Impaired synaptic plasticity and learning in mice lacking beta-adducin, an actin-regulating protein.

Research paper by Rebecca L RL Rabenstein, Nii A NA Addy, Barbara J BJ Caldarone, Yukiko Y Asaka, Lore M LM Gruenbaum, Luanne L LL Peters, Diana M DM Gilligan, Reiko M RM Fitzsimonds, Marina R MR Picciotto

Indexed on: 25 Feb '05Published on: 25 Feb '05Published in: The Journal of neuroscience : the official journal of the Society for Neuroscience

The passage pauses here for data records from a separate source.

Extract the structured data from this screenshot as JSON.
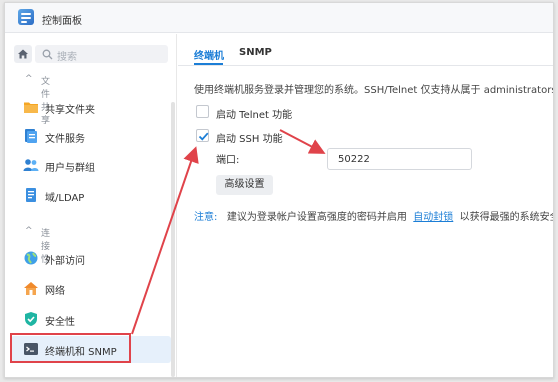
{
  "window": {
    "title": "控制面板"
  },
  "sidebar": {
    "search_placeholder": "搜索",
    "sections": [
      {
        "label": "文件共享"
      },
      {
        "label": "连接性"
      }
    ],
    "items": [
      {
        "label": "共享文件夹",
        "icon": "folder-icon"
      },
      {
        "label": "文件服务",
        "icon": "file-services-icon"
      },
      {
        "label": "用户与群组",
        "icon": "users-icon"
      },
      {
        "label": "域/LDAP",
        "icon": "domain-icon"
      },
      {
        "label": "外部访问",
        "icon": "globe-icon"
      },
      {
        "label": "网络",
        "icon": "network-icon"
      },
      {
        "label": "安全性",
        "icon": "shield-icon"
      },
      {
        "label": "终端机和 SNMP",
        "icon": "terminal-icon",
        "active": true
      }
    ]
  },
  "main": {
    "tabs": [
      {
        "label": "终端机",
        "active": true
      },
      {
        "label": "SNMP",
        "active": false
      }
    ],
    "description": "使用终端机服务登录并管理您的系统。SSH/Telnet 仅支持从属于 administrators 群组",
    "telnet": {
      "label": "启动 Telnet 功能",
      "checked": false
    },
    "ssh": {
      "label": "启动 SSH 功能",
      "checked": true
    },
    "port": {
      "label": "端口:",
      "value": "50222"
    },
    "advanced_button": "高级设置",
    "note": {
      "prefix": "注意:",
      "text_before": "建议为登录帐户设置高强度的密码并启用",
      "link": "自动封锁",
      "text_after": "以获得最强的系统安全性。"
    }
  },
  "colors": {
    "accent": "#1c7ed6",
    "annotation": "#e0434a",
    "active_bg": "#e6f0fb"
  }
}
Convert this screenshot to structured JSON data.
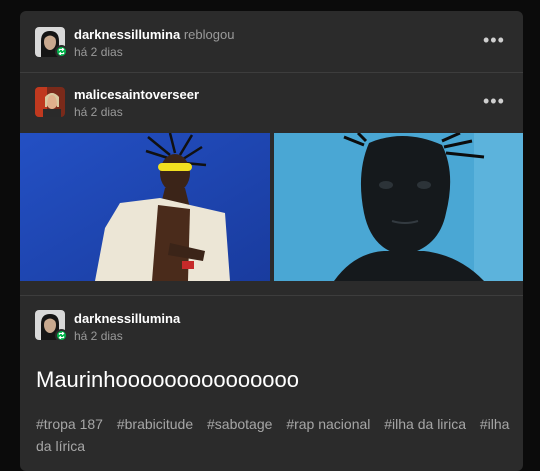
{
  "reblog_header": {
    "username": "darknessillumina",
    "action": "reblogou",
    "time": "há 2 dias",
    "menu": "•••"
  },
  "original_header": {
    "username": "malicesaintoverseer",
    "time": "há 2 dias",
    "menu": "•••"
  },
  "images": [
    {
      "icon": "photo-man-blue-wall"
    },
    {
      "icon": "photo-man-portrait"
    }
  ],
  "comment_header": {
    "username": "darknessillumina",
    "time": "há 2 dias"
  },
  "post_text": "Maurinhooooooooooooooo",
  "tags": [
    "#tropa 187",
    "#brabicitude",
    "#sabotage",
    "#rap nacional",
    "#ilha da lirica",
    "#ilha da lírica"
  ],
  "colors": {
    "background": "#0b0b0b",
    "card": "#2b2b2b",
    "reblog_badge": "#00b34a",
    "blue_image": "#1e47b8",
    "light_blue_image": "#4aa3cf"
  }
}
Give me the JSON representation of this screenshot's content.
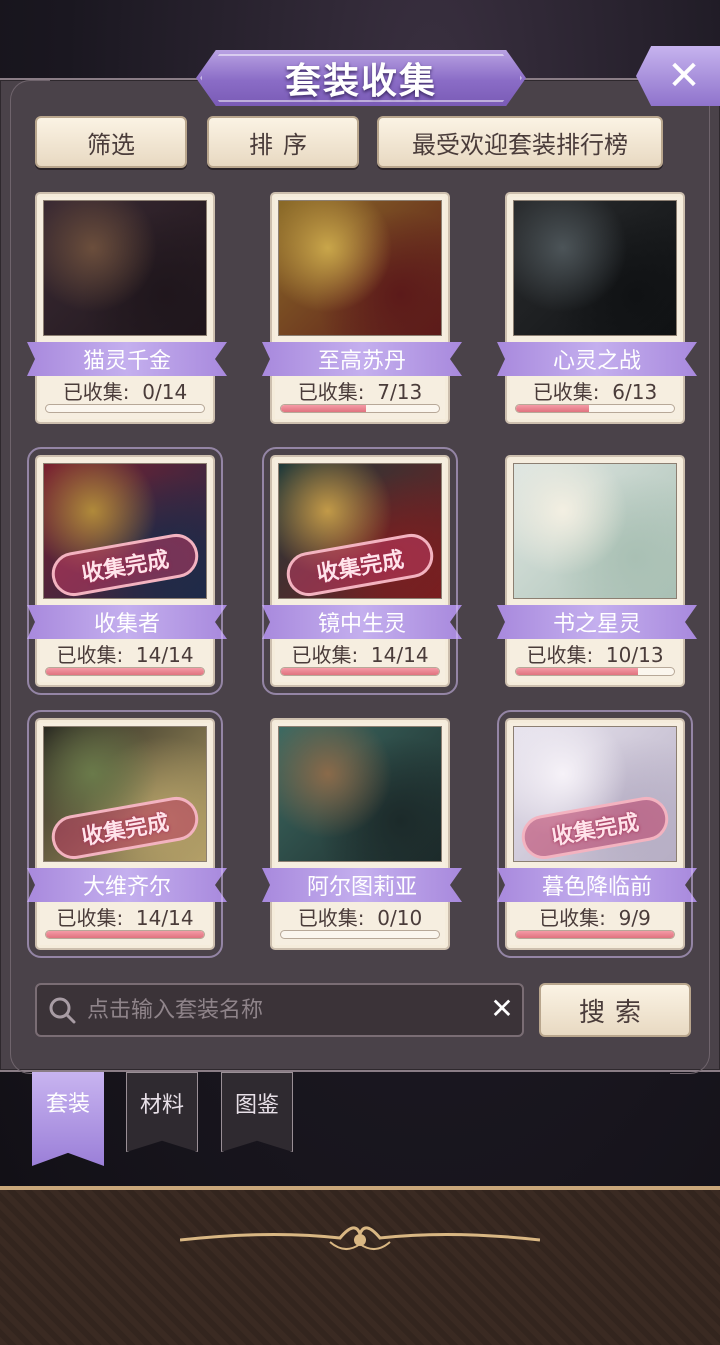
{
  "header": {
    "title": "套装收集"
  },
  "toolbar": {
    "filter_label": "筛选",
    "sort_label": "排序",
    "ranking_label": "最受欢迎套装排行榜"
  },
  "stamp_label": "收集完成",
  "suits": [
    {
      "name": "猫灵千金",
      "count": "已收集:  0/14",
      "progress": 0.0,
      "complete": false
    },
    {
      "name": "至高苏丹",
      "count": "已收集:  7/13",
      "progress": 0.54,
      "complete": false
    },
    {
      "name": "心灵之战",
      "count": "已收集:  6/13",
      "progress": 0.46,
      "complete": false
    },
    {
      "name": "收集者",
      "count": "已收集:  14/14",
      "progress": 1.0,
      "complete": true
    },
    {
      "name": "镜中生灵",
      "count": "已收集:  14/14",
      "progress": 1.0,
      "complete": true
    },
    {
      "name": "书之星灵",
      "count": "已收集:  10/13",
      "progress": 0.77,
      "complete": false
    },
    {
      "name": "大维齐尔",
      "count": "已收集:  14/14",
      "progress": 1.0,
      "complete": true
    },
    {
      "name": "阿尔图莉亚",
      "count": "已收集:  0/10",
      "progress": 0.0,
      "complete": false
    },
    {
      "name": "暮色降临前",
      "count": "已收集:  9/9",
      "progress": 1.0,
      "complete": true
    }
  ],
  "search": {
    "placeholder": "点击输入套装名称",
    "button_label": "搜索"
  },
  "tabs": [
    {
      "label": "套装",
      "active": true
    },
    {
      "label": "材料",
      "active": false
    },
    {
      "label": "图鉴",
      "active": false
    }
  ],
  "colors": {
    "accent_purple": "#9b7fd8",
    "progress_pink": "#e0737f",
    "panel_bg": "#4a4249",
    "card_bg": "#f6eee0"
  },
  "icons": {
    "close": "close-icon",
    "search": "search-icon",
    "clear": "clear-icon"
  }
}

The adducin family of proteins interacts with the actin cytoskeleton and the plasma membrane in a calcium- and cAMP-dependent manner. Thus, adducins may be involved in changes in cytoskeletal organization resulting from synaptic stimulation. beta-Adducin knock-out mice were examined in physiological and behavioral paradigms related to synaptic plasticity to elucidate the role the adducin family plays in processes underlying learning and memory. In situ hybridization for alpha- and beta-adducin demonstrates that these mRNAs are found throughout the brain, with high levels of expression in the hippocampus. Schaffer collateral-CA1 tetanic long-term potentiation decayed rapidly in acute hippocampal slices from beta-adducin knock-out mice, although baseline spine morphology and postsynaptic density were normal. Interestingly, the input-output relationship was significantly increased in hippocampal slices from beta-adducin knock-out mice. Furthermore, beta-adducin knock-out mice were impaired in performance of fear conditioning and the water maze paradigm. The current results indicate that beta-adducin may play an important role in the cellular mechanisms underlying activity-dependent synaptic plasticity associated with learning and memory.